### ASSIGNED TASK
From the data, copy out every line in which the word "subtitle" appears.

EXTRACTED RECORDS Start Marker

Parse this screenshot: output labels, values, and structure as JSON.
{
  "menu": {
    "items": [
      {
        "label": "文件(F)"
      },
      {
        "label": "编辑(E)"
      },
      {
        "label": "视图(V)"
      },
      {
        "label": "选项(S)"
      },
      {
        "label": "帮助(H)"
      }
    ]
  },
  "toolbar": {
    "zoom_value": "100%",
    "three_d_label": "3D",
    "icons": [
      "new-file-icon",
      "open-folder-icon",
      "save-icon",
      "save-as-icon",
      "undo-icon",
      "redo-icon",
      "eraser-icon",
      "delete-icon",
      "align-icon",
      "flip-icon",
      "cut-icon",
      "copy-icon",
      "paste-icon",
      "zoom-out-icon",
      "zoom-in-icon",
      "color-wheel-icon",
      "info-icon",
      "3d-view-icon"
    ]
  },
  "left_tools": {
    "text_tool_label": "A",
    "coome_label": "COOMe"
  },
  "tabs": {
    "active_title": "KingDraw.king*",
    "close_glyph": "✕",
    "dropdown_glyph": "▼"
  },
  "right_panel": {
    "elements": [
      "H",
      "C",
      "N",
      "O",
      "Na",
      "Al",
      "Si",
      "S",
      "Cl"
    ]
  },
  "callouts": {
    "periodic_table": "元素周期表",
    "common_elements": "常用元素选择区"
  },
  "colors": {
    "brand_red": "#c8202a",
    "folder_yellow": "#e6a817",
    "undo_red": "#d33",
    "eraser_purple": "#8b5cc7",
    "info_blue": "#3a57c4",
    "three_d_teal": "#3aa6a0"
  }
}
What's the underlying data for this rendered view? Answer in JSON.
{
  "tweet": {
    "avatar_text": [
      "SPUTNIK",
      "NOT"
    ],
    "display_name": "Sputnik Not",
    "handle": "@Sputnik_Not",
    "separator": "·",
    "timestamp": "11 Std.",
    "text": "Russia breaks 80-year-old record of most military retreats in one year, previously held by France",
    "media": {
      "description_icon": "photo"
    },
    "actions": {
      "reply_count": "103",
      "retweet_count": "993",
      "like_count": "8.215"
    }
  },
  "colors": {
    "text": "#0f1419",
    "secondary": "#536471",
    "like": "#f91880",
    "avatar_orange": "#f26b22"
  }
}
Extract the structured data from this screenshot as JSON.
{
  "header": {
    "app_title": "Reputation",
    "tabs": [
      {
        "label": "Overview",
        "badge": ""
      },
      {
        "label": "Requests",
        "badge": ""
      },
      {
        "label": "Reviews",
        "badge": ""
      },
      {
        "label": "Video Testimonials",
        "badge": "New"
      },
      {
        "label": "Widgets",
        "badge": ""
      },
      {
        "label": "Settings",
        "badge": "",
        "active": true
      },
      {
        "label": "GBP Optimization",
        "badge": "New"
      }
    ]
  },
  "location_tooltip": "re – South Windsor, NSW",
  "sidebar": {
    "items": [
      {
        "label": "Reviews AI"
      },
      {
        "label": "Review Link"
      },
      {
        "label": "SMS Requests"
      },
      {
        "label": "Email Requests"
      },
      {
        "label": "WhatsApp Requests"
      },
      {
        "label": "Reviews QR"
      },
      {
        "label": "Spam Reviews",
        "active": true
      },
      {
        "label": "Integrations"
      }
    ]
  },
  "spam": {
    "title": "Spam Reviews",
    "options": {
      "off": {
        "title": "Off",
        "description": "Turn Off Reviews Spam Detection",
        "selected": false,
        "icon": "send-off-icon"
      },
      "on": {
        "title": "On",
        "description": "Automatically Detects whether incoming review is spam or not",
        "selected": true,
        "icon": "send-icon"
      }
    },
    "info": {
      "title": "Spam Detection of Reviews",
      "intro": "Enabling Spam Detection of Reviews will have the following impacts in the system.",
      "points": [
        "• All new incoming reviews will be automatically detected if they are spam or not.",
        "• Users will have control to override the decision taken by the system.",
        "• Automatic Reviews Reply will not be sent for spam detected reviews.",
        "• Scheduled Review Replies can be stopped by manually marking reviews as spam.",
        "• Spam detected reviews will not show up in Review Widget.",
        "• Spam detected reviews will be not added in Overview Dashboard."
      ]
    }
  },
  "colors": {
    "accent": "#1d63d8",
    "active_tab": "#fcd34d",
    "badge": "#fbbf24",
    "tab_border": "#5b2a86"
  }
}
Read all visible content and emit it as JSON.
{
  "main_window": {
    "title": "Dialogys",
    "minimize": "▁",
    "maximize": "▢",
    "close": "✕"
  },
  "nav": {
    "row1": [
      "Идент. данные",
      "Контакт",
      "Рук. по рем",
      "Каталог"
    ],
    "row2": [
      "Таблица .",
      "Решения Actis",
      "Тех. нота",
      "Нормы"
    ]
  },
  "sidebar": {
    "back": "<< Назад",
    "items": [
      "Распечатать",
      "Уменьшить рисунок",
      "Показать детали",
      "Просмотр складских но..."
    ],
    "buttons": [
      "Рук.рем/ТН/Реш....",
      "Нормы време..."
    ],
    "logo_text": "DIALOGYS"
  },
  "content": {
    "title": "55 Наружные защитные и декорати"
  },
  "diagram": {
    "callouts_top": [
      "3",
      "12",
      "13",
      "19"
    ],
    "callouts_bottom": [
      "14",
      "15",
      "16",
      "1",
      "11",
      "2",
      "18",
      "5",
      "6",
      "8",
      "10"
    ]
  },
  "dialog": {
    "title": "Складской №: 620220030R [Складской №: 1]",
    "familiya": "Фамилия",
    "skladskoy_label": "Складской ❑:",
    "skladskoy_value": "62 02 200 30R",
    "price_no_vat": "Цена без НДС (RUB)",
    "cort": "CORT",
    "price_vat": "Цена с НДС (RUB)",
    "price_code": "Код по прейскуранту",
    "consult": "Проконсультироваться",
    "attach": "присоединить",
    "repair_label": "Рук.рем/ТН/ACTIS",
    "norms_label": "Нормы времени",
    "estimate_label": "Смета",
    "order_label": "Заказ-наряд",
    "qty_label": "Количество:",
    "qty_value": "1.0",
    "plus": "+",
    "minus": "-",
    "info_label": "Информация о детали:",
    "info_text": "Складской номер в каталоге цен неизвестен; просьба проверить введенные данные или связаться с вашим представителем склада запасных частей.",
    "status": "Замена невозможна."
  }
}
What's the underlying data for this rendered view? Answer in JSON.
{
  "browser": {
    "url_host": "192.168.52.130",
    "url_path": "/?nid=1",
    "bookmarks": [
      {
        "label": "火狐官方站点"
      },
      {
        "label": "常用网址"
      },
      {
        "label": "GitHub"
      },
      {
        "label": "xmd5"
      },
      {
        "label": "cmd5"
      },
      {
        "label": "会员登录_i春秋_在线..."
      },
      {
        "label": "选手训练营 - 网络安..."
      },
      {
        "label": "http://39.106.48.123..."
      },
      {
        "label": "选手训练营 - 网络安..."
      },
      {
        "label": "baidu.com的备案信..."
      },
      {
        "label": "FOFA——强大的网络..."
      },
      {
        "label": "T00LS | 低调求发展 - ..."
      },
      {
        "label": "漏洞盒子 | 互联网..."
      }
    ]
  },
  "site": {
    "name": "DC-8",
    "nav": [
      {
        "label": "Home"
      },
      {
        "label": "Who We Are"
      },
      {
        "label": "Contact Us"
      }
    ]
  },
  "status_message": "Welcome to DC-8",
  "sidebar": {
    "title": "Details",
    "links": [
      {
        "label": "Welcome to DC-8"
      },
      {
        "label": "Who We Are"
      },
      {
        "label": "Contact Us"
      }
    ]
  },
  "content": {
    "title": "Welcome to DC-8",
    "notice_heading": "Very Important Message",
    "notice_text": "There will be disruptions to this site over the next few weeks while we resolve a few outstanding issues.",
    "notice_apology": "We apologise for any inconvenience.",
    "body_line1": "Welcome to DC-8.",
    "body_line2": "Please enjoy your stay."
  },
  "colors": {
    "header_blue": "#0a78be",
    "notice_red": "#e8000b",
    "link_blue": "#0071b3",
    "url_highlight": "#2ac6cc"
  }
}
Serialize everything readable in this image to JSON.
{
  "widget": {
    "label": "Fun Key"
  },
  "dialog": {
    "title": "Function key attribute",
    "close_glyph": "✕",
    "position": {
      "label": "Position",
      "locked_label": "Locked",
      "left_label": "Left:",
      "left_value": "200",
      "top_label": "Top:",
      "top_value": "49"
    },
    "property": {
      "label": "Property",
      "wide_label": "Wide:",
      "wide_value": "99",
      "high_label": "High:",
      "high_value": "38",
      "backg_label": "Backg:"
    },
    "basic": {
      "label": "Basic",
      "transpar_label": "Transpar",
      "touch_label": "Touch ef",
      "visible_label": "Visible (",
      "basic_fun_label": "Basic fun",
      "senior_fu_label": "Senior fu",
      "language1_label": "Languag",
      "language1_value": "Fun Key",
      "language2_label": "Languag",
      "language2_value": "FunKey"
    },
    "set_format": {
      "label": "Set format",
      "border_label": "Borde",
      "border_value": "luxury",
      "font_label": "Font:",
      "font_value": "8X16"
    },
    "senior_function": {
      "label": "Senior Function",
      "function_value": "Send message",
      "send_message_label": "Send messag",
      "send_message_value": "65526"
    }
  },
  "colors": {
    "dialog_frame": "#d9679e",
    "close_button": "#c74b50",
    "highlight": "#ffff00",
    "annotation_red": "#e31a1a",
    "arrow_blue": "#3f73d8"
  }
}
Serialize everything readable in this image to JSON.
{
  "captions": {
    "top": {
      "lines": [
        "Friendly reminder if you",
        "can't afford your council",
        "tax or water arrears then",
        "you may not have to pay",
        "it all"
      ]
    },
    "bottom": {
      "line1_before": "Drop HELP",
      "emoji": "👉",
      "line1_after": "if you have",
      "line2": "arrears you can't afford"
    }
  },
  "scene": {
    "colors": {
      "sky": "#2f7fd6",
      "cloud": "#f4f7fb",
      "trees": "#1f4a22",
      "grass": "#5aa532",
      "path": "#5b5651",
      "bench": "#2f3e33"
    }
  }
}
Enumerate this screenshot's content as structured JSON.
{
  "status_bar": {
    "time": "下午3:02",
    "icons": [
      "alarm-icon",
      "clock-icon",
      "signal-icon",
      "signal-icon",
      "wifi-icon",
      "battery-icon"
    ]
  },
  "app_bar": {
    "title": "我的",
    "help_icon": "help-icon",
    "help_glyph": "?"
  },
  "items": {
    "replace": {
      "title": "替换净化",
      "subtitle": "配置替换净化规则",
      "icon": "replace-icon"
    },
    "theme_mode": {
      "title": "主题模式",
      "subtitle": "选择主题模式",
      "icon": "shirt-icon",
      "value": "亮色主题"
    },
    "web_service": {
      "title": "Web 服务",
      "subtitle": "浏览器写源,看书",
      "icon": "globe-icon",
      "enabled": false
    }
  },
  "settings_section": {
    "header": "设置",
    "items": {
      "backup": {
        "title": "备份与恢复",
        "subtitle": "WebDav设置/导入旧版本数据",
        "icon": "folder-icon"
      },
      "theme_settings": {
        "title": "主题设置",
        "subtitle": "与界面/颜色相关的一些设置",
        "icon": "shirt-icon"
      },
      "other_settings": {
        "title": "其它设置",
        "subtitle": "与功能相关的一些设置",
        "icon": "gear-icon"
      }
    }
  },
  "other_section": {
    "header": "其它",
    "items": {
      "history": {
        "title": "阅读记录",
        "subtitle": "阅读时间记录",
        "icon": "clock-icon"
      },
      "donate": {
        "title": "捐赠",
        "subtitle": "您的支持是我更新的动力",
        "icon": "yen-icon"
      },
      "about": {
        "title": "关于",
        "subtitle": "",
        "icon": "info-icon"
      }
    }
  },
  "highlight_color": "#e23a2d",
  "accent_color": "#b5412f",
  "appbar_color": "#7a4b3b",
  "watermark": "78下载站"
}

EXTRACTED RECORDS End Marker

### EXERCISE SOLUTION
      "subtitle": "配置替换净化规则",
      "subtitle": "选择主题模式",
      "subtitle": "浏览器写源,看书",
        "subtitle": "WebDav设置/导入旧版本数据",
        "subtitle": "与界面/颜色相关的一些设置",
        "subtitle": "与功能相关的一些设置",
        "subtitle": "阅读时间记录",
        "subtitle": "您的支持是我更新的动力",
        "subtitle": "",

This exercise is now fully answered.